To refer or not to refer, that is the (preliminary) question. Why Member States’ judges do not participate in the preliminary ruling procedure

Over the last three decades, the EU preliminary ruling procedure has inspired a colossal amount of research. Despite all the work done on Article 267 TFEU, we still know very little about the motives driving individual judges to submit legal questions to the Court of Justice of the European Union (CJEU). This is mainly because the research on the preliminary ruling procedure has focused too narrowly on country-level data, neglecting the fact that preliminary questions are neither the products of Member States’ governments nor the products of courts, but rather of individual judges. Continue reading “To refer or not to refer, that is the (preliminary) question. Why Member States’ judges do not participate in the preliminary ruling procedure”

Blijft het parlement bij de (godsdienst)les?

Met het kleinst mogelijke verschil – één stem – belette de Senaat eind april dat artikel 24 van de Grondwet voor herziening vatbaar zou worden verklaard. Daardoor kunnen tijdens de komende legislatuur geen wijzigingen worden aangebracht aan de grondwettelijke inbedding van de levensbeschouwelijke vakken binnen het leerplichtonderwijs. Op de conferentie ‘Quelle Constitution après 2019?/Welke Grondwet na 2019?’ gaven Johan Lievens en Adriaan Overbeeke twee aanzetten tot debat over een mogelijke bijsturing van de Grondwet.

Continue reading “Blijft het parlement bij de (godsdienst)les?”

De Brusselse bevoegdheidsknoop: de touwtjes ontward?

De Brusselse institutionele architectuur is complex, ondoorgrondelijk en inefficiënt. Dat is ondertussen genoegzaam bekend. Op de conferentie ‘Quelle Constitution après 2019?/Welke Grondwet na 2019?’ lanceerden Johan Lievens en Karel Reybrouck een gedachtenexperiment om de Brusselse instellingen te vereenvoudigen. In deze blogpost geven zij tekst en uitleg. Continue reading “De Brusselse bevoegdheidsknoop: de touwtjes ontward?”
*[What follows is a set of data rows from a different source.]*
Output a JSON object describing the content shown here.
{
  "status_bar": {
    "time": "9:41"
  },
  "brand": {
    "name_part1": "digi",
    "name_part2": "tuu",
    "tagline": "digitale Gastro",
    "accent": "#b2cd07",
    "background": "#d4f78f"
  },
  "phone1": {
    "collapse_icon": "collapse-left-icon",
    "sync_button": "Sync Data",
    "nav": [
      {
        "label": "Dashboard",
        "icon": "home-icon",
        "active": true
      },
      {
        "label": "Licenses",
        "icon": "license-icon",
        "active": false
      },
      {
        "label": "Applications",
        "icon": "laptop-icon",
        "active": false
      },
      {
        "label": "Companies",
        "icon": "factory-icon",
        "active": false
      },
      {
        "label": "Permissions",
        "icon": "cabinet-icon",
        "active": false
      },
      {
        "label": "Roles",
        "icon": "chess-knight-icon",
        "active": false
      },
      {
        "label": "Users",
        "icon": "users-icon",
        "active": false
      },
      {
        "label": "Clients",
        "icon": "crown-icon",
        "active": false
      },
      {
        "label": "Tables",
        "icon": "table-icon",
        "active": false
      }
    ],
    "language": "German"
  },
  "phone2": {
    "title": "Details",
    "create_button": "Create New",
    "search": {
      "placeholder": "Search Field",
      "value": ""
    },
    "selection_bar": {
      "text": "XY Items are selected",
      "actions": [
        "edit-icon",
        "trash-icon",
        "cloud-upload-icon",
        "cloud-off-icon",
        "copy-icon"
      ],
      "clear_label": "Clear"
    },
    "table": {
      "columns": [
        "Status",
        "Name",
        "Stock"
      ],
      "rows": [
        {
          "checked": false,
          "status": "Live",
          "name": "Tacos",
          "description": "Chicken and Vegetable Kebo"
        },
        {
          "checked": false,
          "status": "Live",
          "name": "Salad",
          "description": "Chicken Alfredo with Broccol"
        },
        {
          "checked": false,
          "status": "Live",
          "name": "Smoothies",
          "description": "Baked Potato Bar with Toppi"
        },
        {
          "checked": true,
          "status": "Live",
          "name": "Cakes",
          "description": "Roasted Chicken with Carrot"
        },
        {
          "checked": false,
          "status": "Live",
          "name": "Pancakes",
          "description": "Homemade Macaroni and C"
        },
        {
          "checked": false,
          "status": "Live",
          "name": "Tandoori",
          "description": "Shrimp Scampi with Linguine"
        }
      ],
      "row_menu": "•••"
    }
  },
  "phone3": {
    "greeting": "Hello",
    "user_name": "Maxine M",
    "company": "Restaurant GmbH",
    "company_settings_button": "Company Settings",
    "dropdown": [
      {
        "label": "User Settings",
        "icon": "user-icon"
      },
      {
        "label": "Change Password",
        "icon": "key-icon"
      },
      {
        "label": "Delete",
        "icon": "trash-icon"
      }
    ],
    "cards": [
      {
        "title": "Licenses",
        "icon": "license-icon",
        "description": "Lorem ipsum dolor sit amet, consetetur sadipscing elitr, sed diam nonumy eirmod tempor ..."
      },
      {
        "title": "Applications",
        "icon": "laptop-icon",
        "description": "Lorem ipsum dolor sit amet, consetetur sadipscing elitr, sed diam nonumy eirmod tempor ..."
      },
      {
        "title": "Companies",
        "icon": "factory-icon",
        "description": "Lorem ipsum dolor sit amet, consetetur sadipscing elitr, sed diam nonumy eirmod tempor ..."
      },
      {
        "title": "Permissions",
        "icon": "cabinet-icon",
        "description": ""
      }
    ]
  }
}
A telework cure for traffic congestion: telework policies in the Netherlands and Finland to inform a Belgian prognosis

The value of telework for workers, employers and society has been researched extensively. This contribution will focus on the potential impact of telework on commuting and mobility at large. It is worth reminding, however, that telework can cause multiple effects, which often tie into one another. The UK Royal Society for Public Health, for instance, was in favour of home work in order to develop a healthier workforce, which it associates with a less stressful commute. Countries with a high incidence of regular telework seem to have a policy on telework and mobility or its environmental impact. The Belgian government’s position on this is less clear. The need for an evaluation of our current rules on home work could be used to introduce telework as a broader public policy instrument that relates to traffic congestion, environmental issues, workers’ wellbeing, etc. Continue reading “A telework cure for traffic congestion: telework policies in the Netherlands and Finland to inform a Belgian prognosis”